China's tough handling of recent protests by villagers in Taishi, southern Guangdong province, has thrown into fresh doubt its claims to be introducing genuine democracy "from the bottom up".
The protests in Taishi have been closely watched
Direct elections of local officials by almost a million villages across the country have in recent years been widely welcomed as a possible first step towards a multi-party state.
They were seen as the single most important political change in a period when China has otherwise devoted itself almost entirely to economic development.
But the arrest of dozens of villagers and their legal advisers since the launch of a petition in July to dismiss the director of the Taishi village committee have gained nationwide attention, with many concluding that the government is no more serious about grassroots democracy than any other sort of political reform.
A popular web forum was closed down after it provided coverage and debate on the continuing confrontation between village residents - who accused Chen Jingshen of corruption involving a huge land deal - and regional officials and police who resisted their attempts to remove him and hold new elections.
The lawyer who helped the villagers with their claim has reportedly been arrested, and a political activist involved in the dispute reportedly beaten up.
"The Government responded in a violent and reckless way," said Hou Wenzhuo, director of the Empowerment and Rights Institute, a non-governmental activists' group in Beijing.
"At first they reluctantly allowed the petition. But then up to 1,000 police raided the village and acted like gangsters, using water hoses on the farmers and arresting 48 local inhabitants, including old women."
Elderly citizens in Taishi tried to guard the village accounts book
Police also seized the village accounts book which the protesters wanted to retain as evidence of embezzlement. Some of those held have since been released, but only, it seems, after agreeing to withdraw their demands for a fresh election, Ms Hou told the BBC News website.
The government had previously allowed 'election recalls' - the replacement of unpopular village officials - in many other cases where there were sufficient grounds for such a move and a suitable majority in favour, she said.
"But ever since last year there has been a big move backwards. Lots of non-Party members were being elected and the Communist Party felt threatened," she said.
Ms Hou believes this has led to a major change of official policy, with provincial governments now being told that non-Party members should not be encouraged to participate in village elections, and that Party committees should ultimately control the elected village committees.
The government began direct village elections in 1988, soon after the dismantling of the collectivist commune system.
Local elections have increased but may be limited in their influence
Every village in China - homes to some 600 million voters - is now required to hold direct elections every three years for a new village committee, with powers to decide on such vital issues as land and property rights.
The immediate aim of this scheme was to relieve tensions and help maintain social and political order at a time of unprecedented economic reform.

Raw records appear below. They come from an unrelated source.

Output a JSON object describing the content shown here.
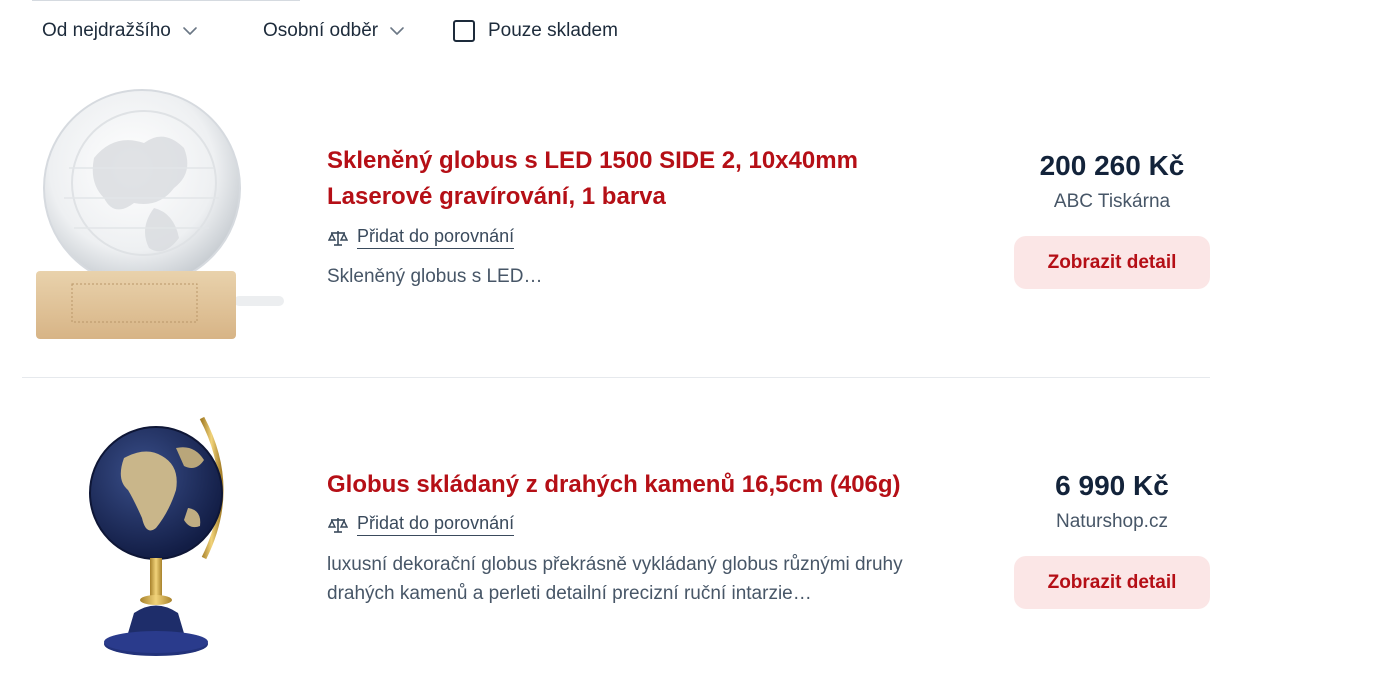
{
  "filters": {
    "sort_label": "Od nejdražšího",
    "pickup_label": "Osobní odběr",
    "in_stock_label": "Pouze skladem",
    "in_stock_checked": false
  },
  "products": [
    {
      "title": "Skleněný globus s LED 1500 SIDE 2, 10x40mm Laserové gravírování, 1 barva",
      "compare_label": "Přidat do porovnání",
      "description": "Skleněný globus s LED…",
      "price": "200 260 Kč",
      "shop": "ABC Tiskárna",
      "detail_label": "Zobrazit detail",
      "image": "glass-globe-led-image"
    },
    {
      "title": "Globus skládaný z drahých kamenů 16,5cm (406g)",
      "compare_label": "Přidat do porovnání",
      "description": "luxusní dekorační globus překrásně vykládaný globus různými druhy drahých kamenů a perleti detailní precizní ruční intarzie…",
      "price": "6 990 Kč",
      "shop": "Naturshop.cz",
      "detail_label": "Zobrazit detail",
      "image": "gemstone-globe-image"
    }
  ],
  "icons": {
    "dropdown": "chevron-down-icon",
    "compare": "scale-icon"
  },
  "colors": {
    "accent": "#b50f16",
    "button_bg": "#fbe6e6",
    "text_dark": "#13233a"
  }
}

That need has become more urgent than ever in the past few years, as protests and other outbreaks of social unrest have been reported in thousands of villages across China. Disputes over land grabs by officials are the most common cause.
Village elections have been growing more competitive and the use of the secret ballot is not uncommon, according to Robert Benewick, a research professor at the University of Sussex University who has studied the subject closely.
"Where villagers have suffered - or at least have perceived there to be - abuses of power and mismanagement of resources, they have not hesitated in voting established and Party leaders out of office," Mr Benewick said.
But whether the elections are genuinely democratic, or are likely to lead to a higher level of democracy, is open to debate.
Some say they are often rigged, with Communist Party officials tending to retain real power at all levels, despite the trappings of democratic safeguards.
The experience being gained, however, by China's government and most of its people in organising and taking part in elections could be of huge benefit, according to Yawei Liu, who has been involved in a project by the Carter Centre in the United States to monitor China's experiment with village democracy.
"This will become the single most valuable asset in China's quest for democracy," Yawei Liu said.
Former Chinese leader Deng Xiaoping was quoted in 1987 as saying there would be national elections in 50 years - by 2037.
And just last month, the current Premier, Wen Jiabao, suggested to visiting British Prime Minister Tony Blair that the village elections would be extended to the next level - township administrations - in the next few years.
But few if, any countries, have succeeded in introducing meaningful democracy from the bottom up.
And why, ask some more cynical observers, is China starting with its poorest people, when its usual excuse for not introducing democracy is that most Chinese are still too backward and uneducated for elections?
Others point out that it may not matter much anyway since villages are becoming less important at a time when vast numbers of Chinese are moving to the cities.
What China really needs is political reform at higher levels, in the view of Ying Shang, a post-graduate researcher at Harvard University.
"Village officials striving for re-election can violate the law without fear," he said.
"This means that the election procedure on its own is vulnerable, and must be supported by new institutions - in particular, an independent law enforcement system," he said.